Maggie Pearson has to turn the NHS, the third largest workforce in the world, into a learning organisation. She spoke to Claire Sanders
Maggie Pearson's job is best seen as one long balancing act. Pearson, the deputy director of human resources for the Department of Health, arrives breathless for this interview. "You'll have to excuse me," she says. "I got the late train this morning from Liverpool." By "late" she means that she missed her normal 5am start. Her next appointment is at the Department for Education and Skills. She has just under an hour to outline exactly what she does - and what that means for universities and colleges.
Her post, which she took up last October, is a new one. "I have responsibility for the learning and personal development of the National Health Service workforce," she says. "For the first time, medical and non-medical learning have been brought together." She covers pre and post-registration health education as well as quality assurance and partnership arrangements. The University of the NHS, a manifesto commitment, also comes under her remit.

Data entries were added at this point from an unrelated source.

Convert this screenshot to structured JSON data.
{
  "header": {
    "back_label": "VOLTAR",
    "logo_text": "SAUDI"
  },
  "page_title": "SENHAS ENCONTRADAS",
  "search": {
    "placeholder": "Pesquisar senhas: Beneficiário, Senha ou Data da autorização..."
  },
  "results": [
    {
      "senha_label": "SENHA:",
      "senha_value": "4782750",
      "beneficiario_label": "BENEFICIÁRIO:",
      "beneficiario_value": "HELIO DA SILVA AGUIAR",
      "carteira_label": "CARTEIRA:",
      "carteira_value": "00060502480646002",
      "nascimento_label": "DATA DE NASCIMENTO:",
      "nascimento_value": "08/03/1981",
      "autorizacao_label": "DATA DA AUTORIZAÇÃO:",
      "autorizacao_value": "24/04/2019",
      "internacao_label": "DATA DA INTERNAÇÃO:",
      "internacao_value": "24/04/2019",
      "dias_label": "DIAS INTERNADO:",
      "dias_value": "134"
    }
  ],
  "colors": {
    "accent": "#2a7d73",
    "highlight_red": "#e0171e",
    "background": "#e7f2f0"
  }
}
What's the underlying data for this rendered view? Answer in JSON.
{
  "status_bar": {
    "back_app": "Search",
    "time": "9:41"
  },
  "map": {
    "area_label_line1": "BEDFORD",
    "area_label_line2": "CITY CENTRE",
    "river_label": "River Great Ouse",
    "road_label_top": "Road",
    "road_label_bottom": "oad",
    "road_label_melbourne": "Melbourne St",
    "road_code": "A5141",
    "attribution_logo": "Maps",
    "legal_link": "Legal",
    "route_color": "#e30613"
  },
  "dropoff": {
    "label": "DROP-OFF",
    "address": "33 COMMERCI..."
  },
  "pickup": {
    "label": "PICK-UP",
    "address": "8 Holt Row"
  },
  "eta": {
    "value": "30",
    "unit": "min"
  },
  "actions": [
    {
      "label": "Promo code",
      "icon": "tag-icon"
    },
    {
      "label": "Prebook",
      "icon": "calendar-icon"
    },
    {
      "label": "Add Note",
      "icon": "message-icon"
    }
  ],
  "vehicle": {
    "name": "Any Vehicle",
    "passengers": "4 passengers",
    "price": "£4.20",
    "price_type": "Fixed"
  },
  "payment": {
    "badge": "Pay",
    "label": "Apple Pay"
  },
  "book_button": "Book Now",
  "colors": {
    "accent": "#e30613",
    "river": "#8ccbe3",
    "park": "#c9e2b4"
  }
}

She describes the NHS workforce as "massive". "The NHS is the third largest employer in the world, topped only by the Chinese army and the Indian postal service," she says. It is her job to turn the NHS into a "learning organisation". Delivering a workforce fit for the future is a key part of the delivery contract signed between the DoH and Number 10. "The commitment to creating a learning organisation comes right from the top," she says.
But it is not yet clear whether this political expectation is backed up by funding since the NHS University has not announced its budget. "The NHS already spends £2.5 billion a year on education and training," Pearson says. "Some of this can be better spent."
Last November the DoH published Working Together - Learning Together: A Framework for Lifelong Learning in the NHS . Health secretary Alan Milburn described the framework as "fundamental to delivery of the NHS Plan". As such, it is equally fundamental to the success of the Labour government.
The framework, in keeping with the NHS Plan, placed the patient at the centre of reform. "Lifelong learning is about ensuring our staff are equipped with the skills and knowledge to work flexibly in support of patients, and supported to grow, develop and realise their potential," Andrew Foster, director of human resources for the NHS, writes in the foreword. The framework sets out to create a skills escalator for staff through flexible courses delivered on new technologies.
Pearson adds: "To deliver on this, we need to work with our partners in higher education. This means bridging the different traditions and cultures in higher education and the NHS." She is in a good position to know, having worked in both academia and health. Before coming to the DoH, Pearson was regional director of research and development in the NHS's Northwest regional office. She holds a chair in health and community care in the department of health studies at York University. She is a social scientist and was previously director of the Health and Community Care Research Unit at Liverpool University. "I've worked in a medical school, and I understand the pressures of the research assessment exercise. I also understand the pressures of service delivery on the NHS," she says.
Pearson believes that the relationship between higher education and the NHS has been transformed radically. "There is a commitment to partnership from the top of both organisations. It is a window of opportunity that must not be squandered," she says.
For some, this closeness brings insecurity. Medics have long feared a secret agenda to take the funding of medical education away from the Higher Education Funding Council for England and shift it to the DoH. "This was raised when Frank Dobson was health secretary, but was knocked on the head and has not re-emerged," Pearson says. "I am a pragmatist, as long as medical schools deliver good doctors for the NHS, it doesn't matter where their funding comes from."
What medics will need to watch is how the new multi-professional education and training levy will operate. Pearson is working on a consultation document on this, which will go out later this month.
While medical student placements have brought their own funding stream to the NHS, student placements for nursing, midwifery and other health professions have not. The unanswered question is whether there will be any new cash or whether institutions will just share existing funding. "We are on our final draft of the consultation document," Pearson says. "We are committed to flexibility of provision with stability of contracts."
What Pearson can be clear on is her commitment to widening access to health courses, particularly medical courses. She does not believe that widening access means lowering standards. "At Liverpool, I worked with local further education colleges to improve access to health courses for people living in Toxteth. I was staggered at how much the students achieved given their family and financial circumstances."
And she is committed to delivering a flexible workforce. "NHS staff need to work in teams where appropriate, to learn new skills where appropriate and to continually embrace change. The NHS must not be a static organisation - the needs of patients and the treatments available continually change."
Pearson's own life reflects this need to change. She has a degree in geography from Cambridge University and is also a qualified nurse. She wrote her PhD on leprosy control in Nepal. As she rushes off to the DFES, she laments that she did not have time to brush her daughter's hair this morning. Rather like the workforce she is seeking to develop, she is often harassed and pulled in different directions. It is a difficult balancing act, and one that will take years before the results show.